While the Tour Championship takes centre stage in the FedEx Cup Playoffs, Shane Lowry will be teeing it up at Albatross Golf Resort in Prague in the D+D Real Czech Masters as he looks to play his way into form ahead of September’s Ryder Cup.
Lowry missed out on this year’s playoffs after a disappointing finish at the regular season-ending Wyndham Championship which has cast a shadow of doubt over his aspirations of making a second consecutive Ryder Cup appearance for Europe in Marco Simone, Rome.
The Offaly man posted just one top-10 on the PGA Tour and finds himself tenth on the European Points List and eighth on the World Points List with the top-3 qualifying from each list.
Rory McIlroy and Jon Rahm are already confirmed for Luke Donald’s side.
Lowry will join compatriot Pádraig Harrington in Prague at the end of the month with the latter looking to boost his unlikely Ryder Cup bid having captained Europe two years ago in Whistling Straits.
Harrington has been a regular contender on the Champions Tour but feels he is playing well enough to win on the main tours again and will prioritise the DP World Tour for the autumn as he bids for a seventh European appearance and first since 2010 in Celtic Manor.
“I’ve been playing well, physically capable of competing with the young guys,” said Harrington who made the cut in all three of his major championship appearances this year.
“I go back and play a regular event, and it’s like because it’s an individual one-off event, it’s standing out too much when I’m there. Like there’s — years ago, like I joined the PGA Tour back in 2005 because I wanted to win majors and I was going to major tournaments prior to that and they were all individual stand-out events, and you’re distracted when you’re doing that. You need to play tournaments in a flow.

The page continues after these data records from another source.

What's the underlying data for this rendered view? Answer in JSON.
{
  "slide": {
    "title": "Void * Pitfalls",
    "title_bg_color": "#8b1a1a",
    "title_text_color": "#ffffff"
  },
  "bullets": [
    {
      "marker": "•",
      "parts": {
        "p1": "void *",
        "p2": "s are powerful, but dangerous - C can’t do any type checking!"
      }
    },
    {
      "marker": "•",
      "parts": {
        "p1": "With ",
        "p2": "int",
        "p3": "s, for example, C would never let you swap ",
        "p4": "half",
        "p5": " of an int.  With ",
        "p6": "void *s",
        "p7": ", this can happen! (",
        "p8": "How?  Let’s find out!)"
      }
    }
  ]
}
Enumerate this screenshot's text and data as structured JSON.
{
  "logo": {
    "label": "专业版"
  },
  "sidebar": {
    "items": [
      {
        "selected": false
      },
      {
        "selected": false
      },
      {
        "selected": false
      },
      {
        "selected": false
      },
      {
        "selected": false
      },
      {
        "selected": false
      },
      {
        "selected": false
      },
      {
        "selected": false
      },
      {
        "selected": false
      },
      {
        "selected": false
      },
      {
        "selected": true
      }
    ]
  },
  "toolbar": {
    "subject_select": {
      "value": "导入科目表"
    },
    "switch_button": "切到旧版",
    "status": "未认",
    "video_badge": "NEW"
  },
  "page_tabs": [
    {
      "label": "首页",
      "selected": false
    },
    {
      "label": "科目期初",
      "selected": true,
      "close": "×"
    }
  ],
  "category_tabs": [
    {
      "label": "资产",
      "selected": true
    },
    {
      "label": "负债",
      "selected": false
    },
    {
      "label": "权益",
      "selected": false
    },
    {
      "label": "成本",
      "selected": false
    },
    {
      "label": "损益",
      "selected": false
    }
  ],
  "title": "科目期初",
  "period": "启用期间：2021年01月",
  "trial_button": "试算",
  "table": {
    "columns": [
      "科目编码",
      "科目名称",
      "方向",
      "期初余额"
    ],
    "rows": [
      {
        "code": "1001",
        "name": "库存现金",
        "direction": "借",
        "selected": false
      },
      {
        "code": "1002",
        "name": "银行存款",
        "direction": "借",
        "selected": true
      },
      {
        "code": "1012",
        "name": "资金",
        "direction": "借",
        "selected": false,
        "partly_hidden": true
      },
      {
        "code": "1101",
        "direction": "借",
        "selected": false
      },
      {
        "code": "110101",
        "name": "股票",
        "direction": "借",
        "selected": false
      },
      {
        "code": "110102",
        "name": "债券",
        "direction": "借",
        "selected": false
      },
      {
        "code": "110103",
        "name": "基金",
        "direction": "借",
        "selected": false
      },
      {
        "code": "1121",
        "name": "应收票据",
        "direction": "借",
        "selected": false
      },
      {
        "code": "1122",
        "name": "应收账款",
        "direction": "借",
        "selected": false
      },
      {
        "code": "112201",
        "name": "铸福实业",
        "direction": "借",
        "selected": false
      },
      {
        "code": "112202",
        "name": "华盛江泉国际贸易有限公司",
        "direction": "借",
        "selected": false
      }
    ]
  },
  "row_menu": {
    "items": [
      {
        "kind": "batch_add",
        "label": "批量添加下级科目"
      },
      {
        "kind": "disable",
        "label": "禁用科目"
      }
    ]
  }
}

“So I’m going to play — I think I’m good enough to win on tour, on the regular tour, but I have to get back to in the flow of regular tour events. I can’t just turn up and play one and say hello to my friends and do all that sort of stuff. I have to play three or four of them in a row to get the feel of them and the flow.”